Ingraham (pronounced IN-gram) is on her third or fourth career by now. First female editor of the Dartmouth Review. Reagan administration speechwriter. Clerk for Supreme Court Justice Clarence Thomas. Criminal defense lawyer for Skadden, Arps. In the late ’90s she became a CBS commentator, hosted the program “Watch It!” on MSNBC and wrote books (including “The Hillary Trap”) before getting behind the radio mike.
What’s striking about Ingraham’s 9 a.m. program is how she seamlessly mixes politics and pop culture, talks about her dog and her search for a husband, and leavens it with what she admits is “sophomoric humor.” She does a “Lie of the Day” and “Guess the Guest” (by playing Larry King’s questions), chats up Darrell Hammond of “Saturday Night Live” and once interviewed a man who invented bird diapers.
“I don’t want to hear about politics three hours straight from anyone, let alone me,” Ingraham says. “It gets monotonous for the listener. It wouldn’t wind my clock.”
Well, once you’ve talked to the man who invented bird diapers I imagine it would be pretty hard to wind your clock.
Being one of the few nationally syndicated women in a male-dominated medium is irrelevant to her success, says Ingraham, but she must be doing something right. Her spring ratings were up from the previous winter by 143 percent in Washington, 114 percent in Los Angeles, 325 percent in San Diego and 39 percent in New York.
Jesus, Kurtz, was it good for you?

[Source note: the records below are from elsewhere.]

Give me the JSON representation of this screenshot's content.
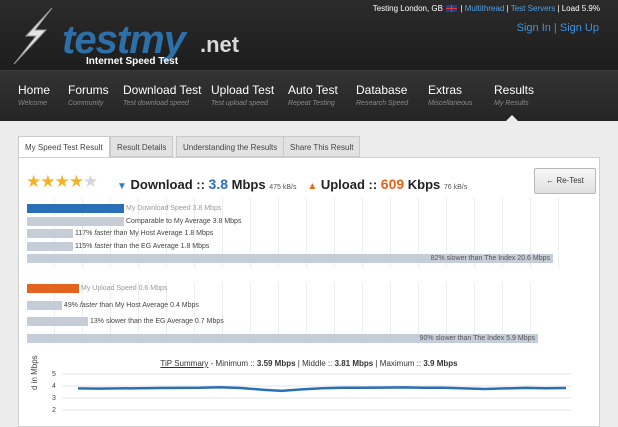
{
  "header": {
    "logo_text": "testmy",
    "logo_domain": ".net",
    "logo_subtitle": "Internet Speed Test",
    "top_status": {
      "location": "Testing London, GB",
      "link1": "Multithread",
      "link2": "Test Servers",
      "load": "Load 5.9%"
    },
    "sign_in": "Sign In",
    "sign_up": "Sign Up"
  },
  "nav": [
    {
      "label": "Home",
      "sub": "Welcome"
    },
    {
      "label": "Forums",
      "sub": "Community"
    },
    {
      "label": "Download Test",
      "sub": "Test download speed"
    },
    {
      "label": "Upload Test",
      "sub": "Test upload speed"
    },
    {
      "label": "Auto Test",
      "sub": "Repeat Testing"
    },
    {
      "label": "Database",
      "sub": "Research Speed"
    },
    {
      "label": "Extras",
      "sub": "Miscellaneous"
    },
    {
      "label": "Results",
      "sub": "My Results"
    }
  ],
  "tabs": [
    {
      "label": "My Speed Test Result"
    },
    {
      "label": "Result Details"
    },
    {
      "label": "Understanding the Results"
    },
    {
      "label": "Share This Result"
    }
  ],
  "rating": 4,
  "summary": {
    "download_label": "Download ::",
    "download_value": "3.8",
    "download_unit": "Mbps",
    "download_kb": "475 kB/s",
    "upload_label": "Upload ::",
    "upload_value": "609",
    "upload_unit": "Kbps",
    "upload_kb": "76 kB/s"
  },
  "retest_label": "← Re-Test",
  "download_bars": [
    {
      "label": "My Download Speed 3.8 Mbps",
      "pct": 18.5,
      "style": "blue"
    },
    {
      "label": "Comparable to My Average 3.8 Mbps",
      "pct": 18.5,
      "style": "gray"
    },
    {
      "label_pre": "117%",
      "label_em": "faster",
      "label_post": "than My Host Average 1.8 Mbps",
      "pct": 8.8,
      "style": "gray"
    },
    {
      "label_pre": "115%",
      "label_em": "faster",
      "label_post": "than the EG Average 1.8 Mbps",
      "pct": 8.8,
      "style": "gray"
    },
    {
      "label": "82% slower than The Index 20.6 Mbps",
      "pct": 100,
      "style": "gray",
      "align": "right"
    }
  ],
  "upload_bars": [
    {
      "label": "My Upload Speed 0.6 Mbps",
      "pct": 10.2,
      "style": "orange"
    },
    {
      "label_pre": "49%",
      "label_em": "faster",
      "label_post": "than My Host Average 0.4 Mbps",
      "pct": 6.8,
      "style": "gray"
    },
    {
      "label": "13% slower than the EG Average 0.7 Mbps",
      "pct": 11.9,
      "style": "gray"
    },
    {
      "label": "90% slower than The Index 5.9 Mbps",
      "pct": 100,
      "style": "gray",
      "align": "right"
    }
  ],
  "graph": {
    "title_link": "TiP Summary",
    "title_rest_1": " - Minimum :: ",
    "min": "3.59 Mbps",
    "title_rest_2": " | Middle :: ",
    "mid": "3.81 Mbps",
    "title_rest_3": " | Maximum :: ",
    "max": "3.9 Mbps",
    "ylabel": "d in Mbps",
    "yticks": [
      "5",
      "4",
      "3",
      "2"
    ]
  },
  "chart_data": {
    "type": "line",
    "title": "TiP Summary",
    "ylabel": "d in Mbps",
    "ylim": [
      2,
      5
    ],
    "x": [
      1,
      2,
      3,
      4,
      5,
      6,
      7,
      8,
      9,
      10,
      11,
      12,
      13,
      14,
      15,
      16,
      17,
      18,
      19,
      20,
      21,
      22,
      23,
      24,
      25
    ],
    "series": [
      {
        "values": [
          3.8,
          3.78,
          3.8,
          3.82,
          3.83,
          3.84,
          3.85,
          3.9,
          3.83,
          3.7,
          3.59,
          3.72,
          3.82,
          3.85,
          3.86,
          3.87,
          3.88,
          3.86,
          3.85,
          3.8,
          3.75,
          3.8,
          3.84,
          3.82,
          3.83
        ]
      }
    ]
  }
}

Read your own effin’ paper, wouldja?
Laura Ingraham, the CBS and MSNBC analyst, is as hard as a diamond. Her killer views against gays, feminists, gun-control advocates and welfare stand out even in that booming segment of the instant-pundit industry: right-wing women commentators. That’s why her recent essay in the Washington Post apologizing for her rabid intolerance of gays dropped like a bombshell. Notorious in her student days for vilifying “sodomites” in the Dartmouth Review–and for sending a reporter to tape a Gay Students Association meeting, then naming names–she wrote that she changed her views after witnessing “the dignity, fidelity and courage” with which her brother and his late companion coped with AIDS. She now understands why gays need protection and regrets her “callous rhetoric.”

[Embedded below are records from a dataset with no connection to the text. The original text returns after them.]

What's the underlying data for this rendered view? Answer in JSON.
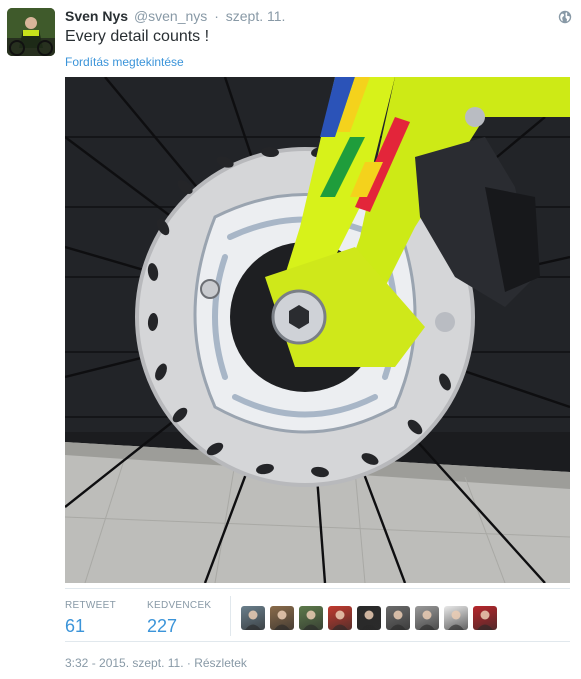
{
  "tweet": {
    "fullname": "Sven Nys",
    "username": "@sven_nys",
    "separator": "·",
    "time": "szept. 11.",
    "text": "Every detail counts !",
    "translate_link": "Fordítás megtekintése"
  },
  "stats": {
    "retweet_label": "RETWEET",
    "retweet_count": "61",
    "favorites_label": "KEDVENCEK",
    "favorites_count": "227"
  },
  "favoriters": [
    {
      "name": "faver-1",
      "color": "#6a7f8c"
    },
    {
      "name": "faver-2",
      "color": "#8a6b4a"
    },
    {
      "name": "faver-3",
      "color": "#5d7a4b"
    },
    {
      "name": "faver-4",
      "color": "#c23a2e"
    },
    {
      "name": "faver-5",
      "color": "#2a2a2a"
    },
    {
      "name": "faver-6",
      "color": "#6b6b6b"
    },
    {
      "name": "faver-7",
      "color": "#9a9a9a"
    },
    {
      "name": "faver-8",
      "color": "#e9e9e9"
    },
    {
      "name": "faver-9",
      "color": "#b8262b"
    }
  ],
  "footer": {
    "timestamp": "3:32 - 2015. szept. 11.",
    "separator": "·",
    "details_link": "Részletek"
  },
  "icons": {
    "globe": "globe-icon"
  },
  "colors": {
    "link": "#3b94d9",
    "muted": "#8899a6",
    "text": "#292f33",
    "fork_yellow": "#d7f21a"
  }
}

That might have been the end of that, except that when you shoot to the top of the pundit food chain just a year after shedding your lawyer’s pinstripes without any tedious apprenticeships, no good deed goes unchallenged. Jeffrey Hart, the Review’s faculty adviser, sent a memo to the Weekly Standard saying that Ingraham had some nerve dragging the Review into her “phony political confession” given that no one else there held, as she did, “the most extreme antihomosexual views imaginable.” He says she went so far as to avoid a local eatery where she feared the waiters were homosexual and might touch her silverware or spit on her food, exposing her to AIDS.

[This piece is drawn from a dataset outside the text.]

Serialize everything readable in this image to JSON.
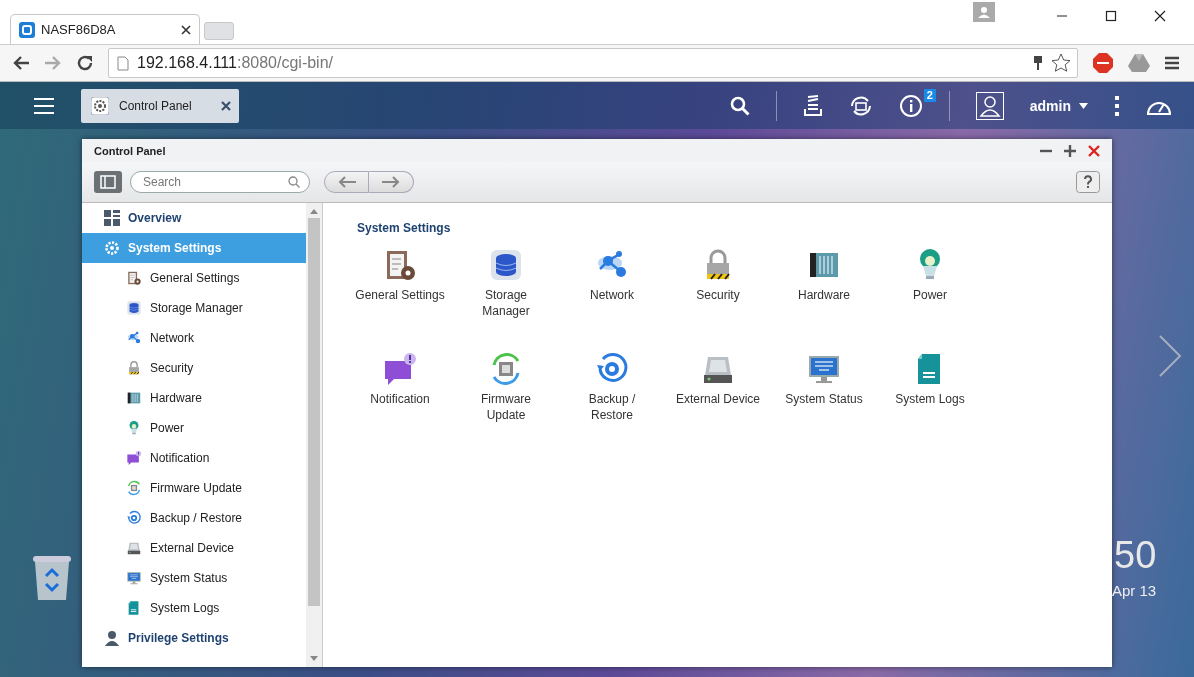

Too bad Howard couldn’t find a spot for that little anecdote in his column. Sometimes I wonder if these columnists have that interweb thingie installed on their computers.